### Problem details
Restate the listing below word for word.
□ □ □ □ □ □ □
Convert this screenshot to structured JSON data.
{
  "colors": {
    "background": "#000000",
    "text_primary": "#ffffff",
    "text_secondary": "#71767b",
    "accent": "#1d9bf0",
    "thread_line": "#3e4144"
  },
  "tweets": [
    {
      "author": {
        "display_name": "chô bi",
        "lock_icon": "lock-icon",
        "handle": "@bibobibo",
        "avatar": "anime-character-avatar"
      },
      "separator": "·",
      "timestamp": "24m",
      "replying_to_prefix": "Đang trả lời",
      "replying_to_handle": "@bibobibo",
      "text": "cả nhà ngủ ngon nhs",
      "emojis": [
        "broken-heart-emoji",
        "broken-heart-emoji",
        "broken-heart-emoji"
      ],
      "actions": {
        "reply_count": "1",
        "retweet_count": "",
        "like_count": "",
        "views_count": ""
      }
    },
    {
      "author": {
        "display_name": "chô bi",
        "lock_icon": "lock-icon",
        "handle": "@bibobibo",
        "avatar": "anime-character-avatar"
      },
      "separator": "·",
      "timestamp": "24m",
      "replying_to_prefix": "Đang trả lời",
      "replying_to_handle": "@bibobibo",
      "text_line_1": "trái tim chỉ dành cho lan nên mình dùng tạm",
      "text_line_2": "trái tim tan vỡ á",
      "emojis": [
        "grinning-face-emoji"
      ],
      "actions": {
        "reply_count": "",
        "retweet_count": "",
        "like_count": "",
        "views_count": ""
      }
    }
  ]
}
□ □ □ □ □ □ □
### Output below
Convert this screenshot to structured JSON data.
{
  "colors": {
    "background": "#000000",
    "text_primary": "#ffffff",
    "text_secondary": "#71767b",
    "accent": "#1d9bf0",
    "thread_line": "#3e4144"
  },
  "tweets": [
    {
      "author": {
        "display_name": "chô bi",
        "lock_icon": "lock-icon",
        "handle": "@bibobibo",
        "avatar": "anime-character-avatar"
      },
      "separator": "·",
      "timestamp": "24m",
      "replying_to_prefix": "Đang trả lời",
      "replying_to_handle": "@bibobibo",
      "text": "cả nhà ngủ ngon nhs",
      "emojis": [
        "broken-heart-emoji",
        "broken-heart-emoji",
        "broken-heart-emoji"
      ],
      "actions": {
        "reply_count": "1",
        "retweet_count": "",
        "like_count": "",
        "views_count": ""
      }
    },
    {
      "author": {
        "display_name": "chô bi",
        "lock_icon": "lock-icon",
        "handle": "@bibobibo",
        "avatar": "anime-character-avatar"
      },
      "separator": "·",
      "timestamp": "24m",
      "replying_to_prefix": "Đang trả lời",
      "replying_to_handle": "@bibobibo",
      "text_line_1": "trái tim chỉ dành cho lan nên mình dùng tạm",
      "text_line_2": "trái tim tan vỡ á",
      "emojis": [
        "grinning-face-emoji"
      ],
      "actions": {
        "reply_count": "",
        "retweet_count": "",
        "like_count": "",
        "views_count": ""
      }
    }
  ]
}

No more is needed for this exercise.